Task to carry out | Draw out every line with the word "title" from the listing below.

Data provided |
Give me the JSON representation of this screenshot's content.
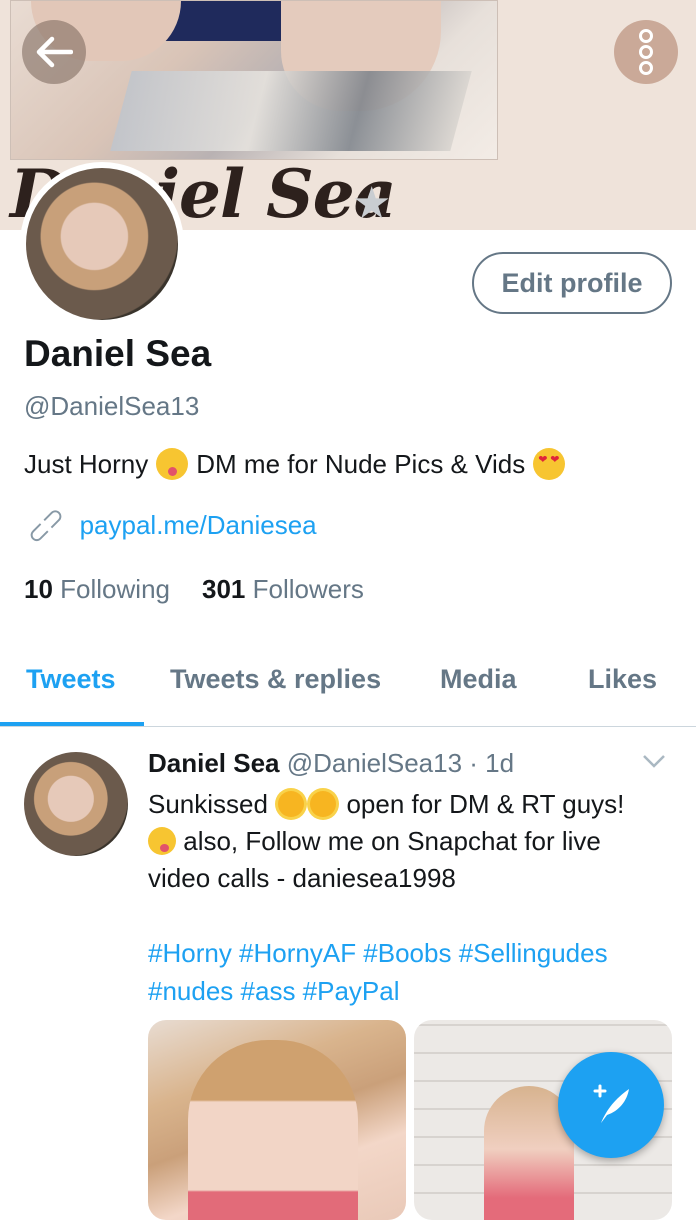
{
  "header": {
    "banner_script_text": "Daniel Sea",
    "back_icon": "arrow-left-icon",
    "more_icon": "more-vertical-icon"
  },
  "profile": {
    "edit_profile_label": "Edit profile",
    "name": "Daniel Sea",
    "handle": "@DanielSea13",
    "bio_part1": "Just Horny",
    "bio_part2": "DM me for Nude Pics & Vids",
    "link": "paypal.me/Daniesea",
    "following_count": "10",
    "following_label": "Following",
    "followers_count": "301",
    "followers_label": "Followers"
  },
  "tabs": [
    "Tweets",
    "Tweets & replies",
    "Media",
    "Likes"
  ],
  "active_tab": "Tweets",
  "tweet": {
    "name": "Daniel Sea",
    "handle": "@DanielSea13",
    "time": "· 1d",
    "line1_a": "Sunkissed",
    "line1_b": "open for DM & RT guys!",
    "line2": "also, Follow me on Snapchat for live",
    "line3": "video calls - daniesea1998",
    "hashtags_line1": "#Horny #HornyAF #Boobs #Sellingudes",
    "hashtags_line2": "#nudes #ass #PayPal"
  },
  "colors": {
    "accent": "#1da1f2",
    "secondary_text": "#657786",
    "primary_text": "#14171a"
  },
  "fab_icon": "compose-tweet-icon"
}
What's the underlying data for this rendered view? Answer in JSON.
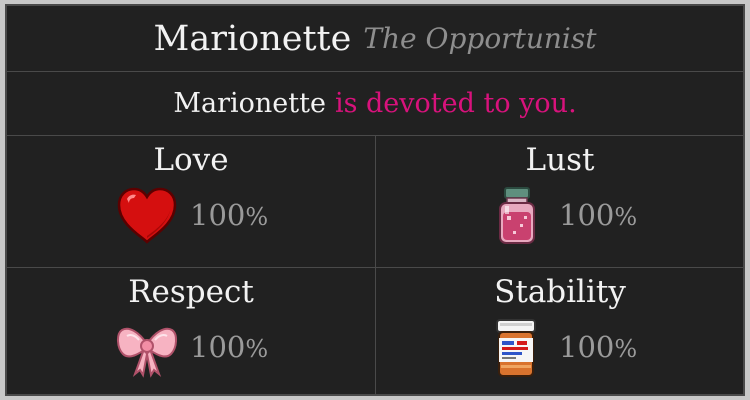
{
  "header": {
    "name": "Marionette",
    "epithet": "The Opportunist"
  },
  "status": {
    "name": "Marionette",
    "text": "is devoted to you.",
    "color": "#d8127c"
  },
  "stats": {
    "love": {
      "label": "Love",
      "value": "100",
      "unit": "%",
      "icon": "heart-icon"
    },
    "lust": {
      "label": "Lust",
      "value": "100",
      "unit": "%",
      "icon": "potion-jar-icon"
    },
    "respect": {
      "label": "Respect",
      "value": "100",
      "unit": "%",
      "icon": "pink-bow-icon"
    },
    "stability": {
      "label": "Stability",
      "value": "100",
      "unit": "%",
      "icon": "pill-bottle-icon"
    }
  }
}
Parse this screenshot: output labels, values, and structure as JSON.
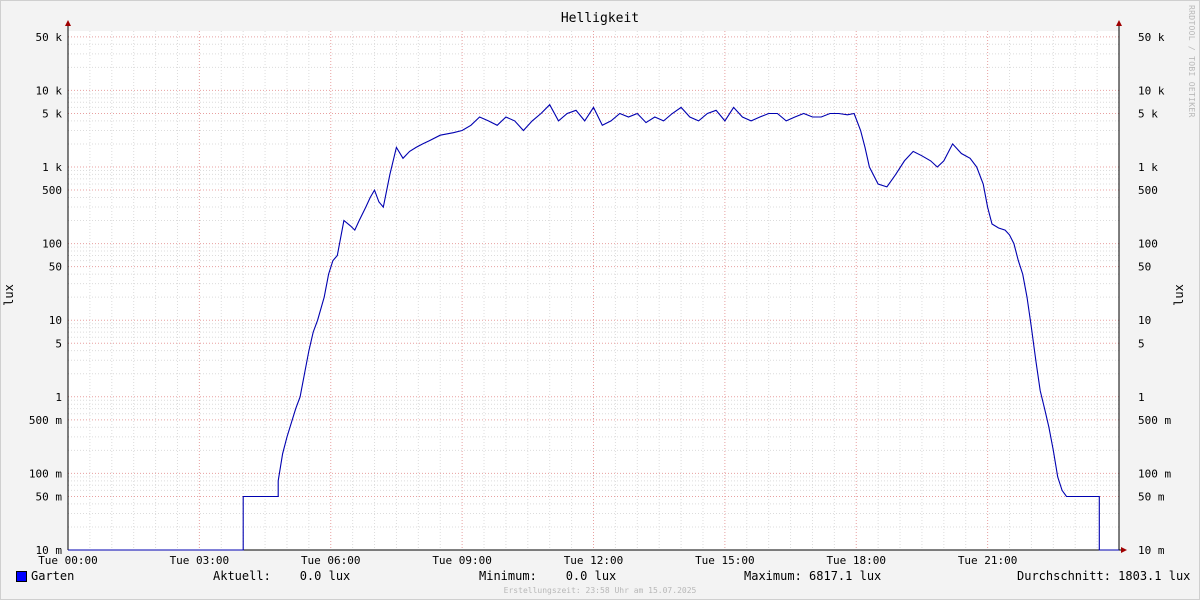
{
  "title": "Helligkeit",
  "watermark": "RRDTOOL / TOBI OETIKER",
  "legend": {
    "series_name": "Garten",
    "current": "Aktuell:    0.0 lux",
    "minimum": "Minimum:    0.0 lux",
    "maximum": "Maximum: 6817.1 lux",
    "average": "Durchschnitt: 1803.1 lux"
  },
  "footer": "Erstellungszeit: 23:58 Uhr am 15.07.2025",
  "colors": {
    "series": "#0000b0",
    "grid_major": "#e8a0a0",
    "grid_minor": "#dcdcdc",
    "background": "#ffffff",
    "axis_arrow": "#a00000",
    "legend_swatch": "#0000ff"
  },
  "chart_data": {
    "type": "line",
    "title": "Helligkeit",
    "ylabel": "lux",
    "yscale": "log",
    "ylim": [
      0.01,
      100000
    ],
    "xlim_hours": [
      0,
      24
    ],
    "grid": true,
    "x_ticks": [
      {
        "hour": 0,
        "label": "Tue 00:00"
      },
      {
        "hour": 3,
        "label": "Tue 03:00"
      },
      {
        "hour": 6,
        "label": "Tue 06:00"
      },
      {
        "hour": 9,
        "label": "Tue 09:00"
      },
      {
        "hour": 12,
        "label": "Tue 12:00"
      },
      {
        "hour": 15,
        "label": "Tue 15:00"
      },
      {
        "hour": 18,
        "label": "Tue 18:00"
      },
      {
        "hour": 21,
        "label": "Tue 21:00"
      }
    ],
    "y_ticks": [
      {
        "value": 0.01,
        "label": "10 m"
      },
      {
        "value": 0.05,
        "label": "50 m"
      },
      {
        "value": 0.1,
        "label": "100 m"
      },
      {
        "value": 0.5,
        "label": "500 m"
      },
      {
        "value": 1,
        "label": "1"
      },
      {
        "value": 5,
        "label": "5"
      },
      {
        "value": 10,
        "label": "10"
      },
      {
        "value": 50,
        "label": "50"
      },
      {
        "value": 100,
        "label": "100"
      },
      {
        "value": 500,
        "label": "500"
      },
      {
        "value": 1000,
        "label": "1 k"
      },
      {
        "value": 5000,
        "label": "5 k"
      },
      {
        "value": 10000,
        "label": "10 k"
      },
      {
        "value": 50000,
        "label": "50 k"
      }
    ],
    "series": [
      {
        "name": "Garten",
        "x_hours": [
          0,
          4.0,
          4.0,
          4.8,
          4.8,
          4.9,
          5.0,
          5.2,
          5.3,
          5.4,
          5.5,
          5.6,
          5.7,
          5.85,
          5.95,
          6.05,
          6.15,
          6.3,
          6.45,
          6.55,
          6.65,
          6.8,
          6.9,
          7.0,
          7.1,
          7.2,
          7.35,
          7.5,
          7.65,
          7.8,
          7.95,
          8.1,
          8.25,
          8.5,
          8.8,
          9.0,
          9.2,
          9.4,
          9.6,
          9.8,
          10.0,
          10.2,
          10.4,
          10.6,
          10.8,
          11.0,
          11.2,
          11.4,
          11.6,
          11.8,
          12.0,
          12.2,
          12.4,
          12.6,
          12.8,
          13.0,
          13.2,
          13.4,
          13.6,
          13.8,
          14.0,
          14.2,
          14.4,
          14.6,
          14.8,
          15.0,
          15.2,
          15.4,
          15.6,
          15.8,
          16.0,
          16.2,
          16.4,
          16.6,
          16.8,
          17.0,
          17.2,
          17.4,
          17.6,
          17.8,
          17.95,
          18.1,
          18.2,
          18.3,
          18.5,
          18.7,
          18.9,
          19.1,
          19.3,
          19.5,
          19.7,
          19.85,
          20.0,
          20.2,
          20.4,
          20.6,
          20.75,
          20.9,
          21.0,
          21.1,
          21.25,
          21.4,
          21.5,
          21.6,
          21.7,
          21.8,
          21.9,
          22.0,
          22.1,
          22.2,
          22.3,
          22.4,
          22.5,
          22.6,
          22.7,
          22.8,
          22.9,
          23.0,
          23.0,
          23.55,
          23.55,
          24.0
        ],
        "values": [
          0.01,
          0.01,
          0.05,
          0.05,
          0.08,
          0.18,
          0.3,
          0.7,
          1.0,
          2.0,
          4.0,
          7.0,
          10.0,
          20.0,
          40.0,
          60.0,
          70.0,
          200.0,
          170.0,
          150.0,
          200.0,
          300.0,
          400.0,
          500.0,
          350.0,
          300.0,
          800.0,
          1800.0,
          1300.0,
          1600.0,
          1800.0,
          2000.0,
          2200.0,
          2600.0,
          2800.0,
          3000.0,
          3500.0,
          4500.0,
          4000.0,
          3500.0,
          4500.0,
          4000.0,
          3000.0,
          4000.0,
          5000.0,
          6500.0,
          4000.0,
          5000.0,
          5500.0,
          4000.0,
          6000.0,
          3500.0,
          4000.0,
          5000.0,
          4500.0,
          5000.0,
          3800.0,
          4500.0,
          4000.0,
          5000.0,
          6000.0,
          4500.0,
          4000.0,
          5000.0,
          5500.0,
          4000.0,
          6000.0,
          4500.0,
          4000.0,
          4500.0,
          5000.0,
          5000.0,
          4000.0,
          4500.0,
          5000.0,
          4500.0,
          4500.0,
          5000.0,
          5000.0,
          4800.0,
          5000.0,
          3000.0,
          1800.0,
          1000.0,
          600.0,
          550.0,
          800.0,
          1200.0,
          1600.0,
          1400.0,
          1200.0,
          1000.0,
          1200.0,
          2000.0,
          1500.0,
          1300.0,
          1000.0,
          600.0,
          300.0,
          180.0,
          160.0,
          150.0,
          130.0,
          100.0,
          60.0,
          40.0,
          20.0,
          8.0,
          3.0,
          1.2,
          0.7,
          0.4,
          0.2,
          0.09,
          0.06,
          0.05,
          0.05,
          0.05,
          0.05,
          0.05,
          0.01,
          0.01,
          0.01
        ]
      }
    ]
  }
}
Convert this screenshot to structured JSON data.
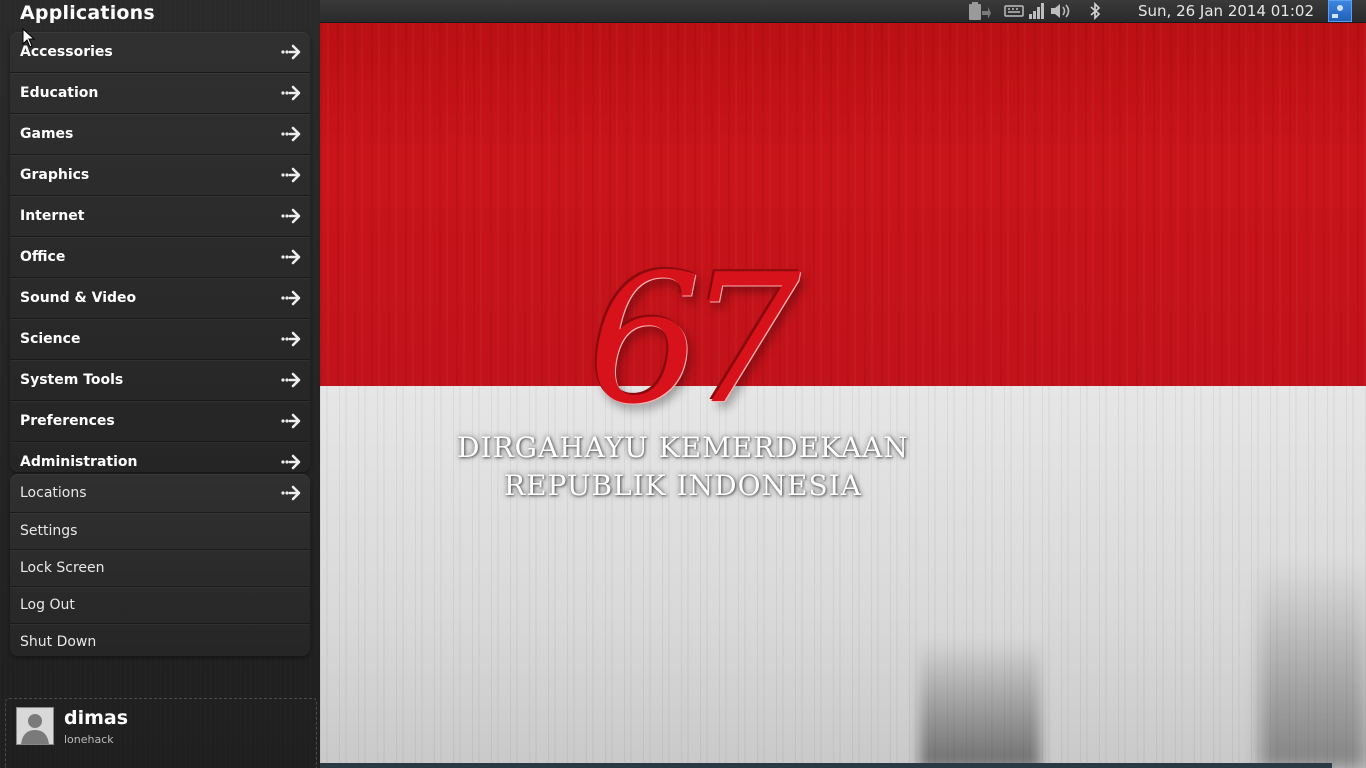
{
  "sidebar": {
    "title": "Applications",
    "app_categories": [
      {
        "label": "Accessories"
      },
      {
        "label": "Education"
      },
      {
        "label": "Games"
      },
      {
        "label": "Graphics"
      },
      {
        "label": "Internet"
      },
      {
        "label": "Office"
      },
      {
        "label": "Sound & Video"
      },
      {
        "label": "Science"
      },
      {
        "label": "System Tools"
      },
      {
        "label": "Preferences"
      },
      {
        "label": "Administration"
      }
    ],
    "system_items": [
      {
        "label": "Locations",
        "has_arrow": true
      },
      {
        "label": "Settings"
      },
      {
        "label": "Lock Screen"
      },
      {
        "label": "Log Out"
      },
      {
        "label": "Shut Down"
      }
    ],
    "user": {
      "name": "dimas",
      "host": "lonehack"
    }
  },
  "top_panel": {
    "clock": "Sun, 26 Jan 2014 01:02",
    "tray_icons": [
      "battery-icon",
      "keyboard-icon",
      "network-signal-icon",
      "volume-icon",
      "bluetooth-icon",
      "user-menu-icon"
    ]
  },
  "wallpaper": {
    "number": "67",
    "line1": "DIRGAHAYU KEMERDEKAAN",
    "line2": "REPUBLIK INDONESIA",
    "colors": {
      "red": "#c9141a",
      "white": "#e0e0e0"
    }
  }
}
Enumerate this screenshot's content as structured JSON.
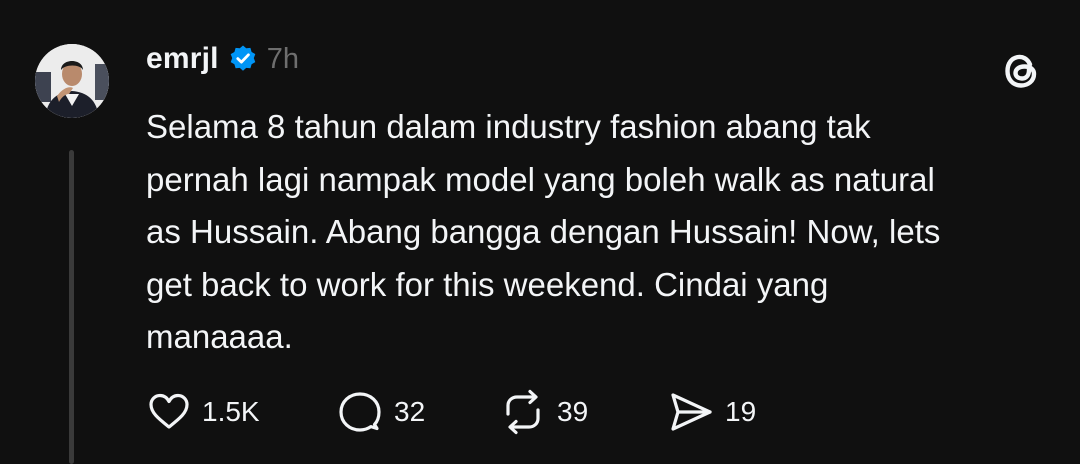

Answer area |
  "title": "Helligkeit",
    "title": "Helligkeit",
    "title": "Applications",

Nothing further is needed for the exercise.